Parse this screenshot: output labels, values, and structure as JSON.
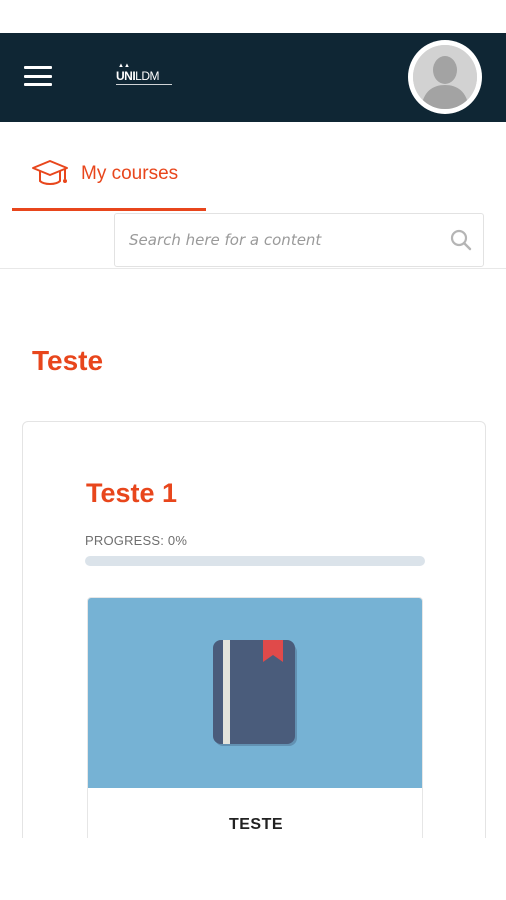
{
  "header": {
    "logo": {
      "text_bold": "UNI",
      "text_light": "LDM"
    },
    "menu_icon": "hamburger-menu-icon",
    "avatar_icon": "user-avatar-icon"
  },
  "tabs": [
    {
      "label": "My courses",
      "icon": "graduation-cap-icon",
      "active": true
    }
  ],
  "search": {
    "placeholder": "Search here for a content",
    "value": "",
    "icon": "search-icon"
  },
  "section": {
    "title": "Teste",
    "course": {
      "title": "Teste 1",
      "progress_label": "PROGRESS: 0%",
      "progress": 0,
      "card_name": "TESTE",
      "card_icon": "book-icon"
    }
  },
  "colors": {
    "header_bg": "#0f2634",
    "accent": "#e8461c",
    "image_bg": "#76b2d4",
    "progress_track": "#dbe3ea"
  }
}
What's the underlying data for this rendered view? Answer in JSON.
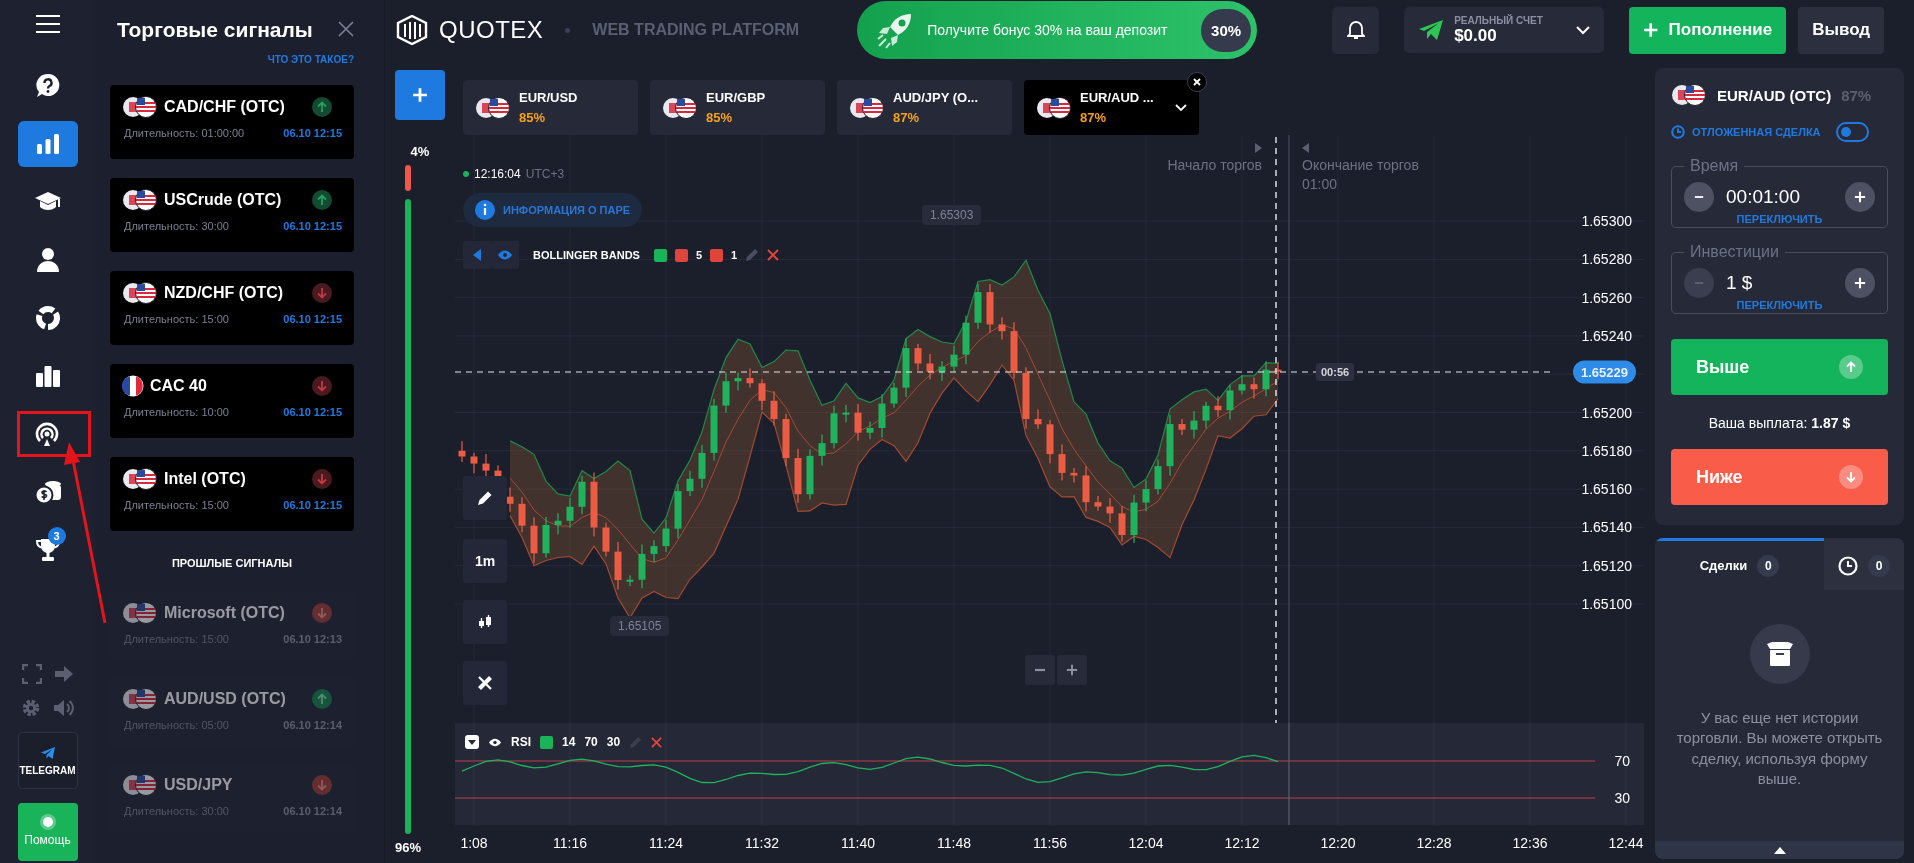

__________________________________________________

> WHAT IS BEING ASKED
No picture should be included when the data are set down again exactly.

> ANSWER FOR THIS EXERCISE
Parse this screenshot: output labels, values, and structure as JSON.
{
  "header": {
    "logo": {
      "text_bold": "UNI",
      "text_light": "LDM"
    },
    "menu_icon": "hamburger-menu-icon",
    "avatar_icon": "user-avatar-icon"
  },
  "tabs": [
    {
      "label": "My courses",
      "icon": "graduation-cap-icon",
      "active": true
    }
  ],
  "search": {
    "placeholder": "Search here for a content",
    "value": "",
    "icon": "search-icon"
  },
  "section": {
    "title": "Teste",
    "course": {
      "title": "Teste 1",
      "progress_label": "PROGRESS: 0%",
      "progress": 0,
      "card_name": "TESTE",
      "card_icon": "book-icon"
    }
  },
  "colors": {
    "header_bg": "#0f2634",
    "accent": "#e8461c",
    "image_bg": "#76b2d4",
    "progress_track": "#dbe3ea"
  }
}
What's the underlying data for this rendered view? Answer in JSON.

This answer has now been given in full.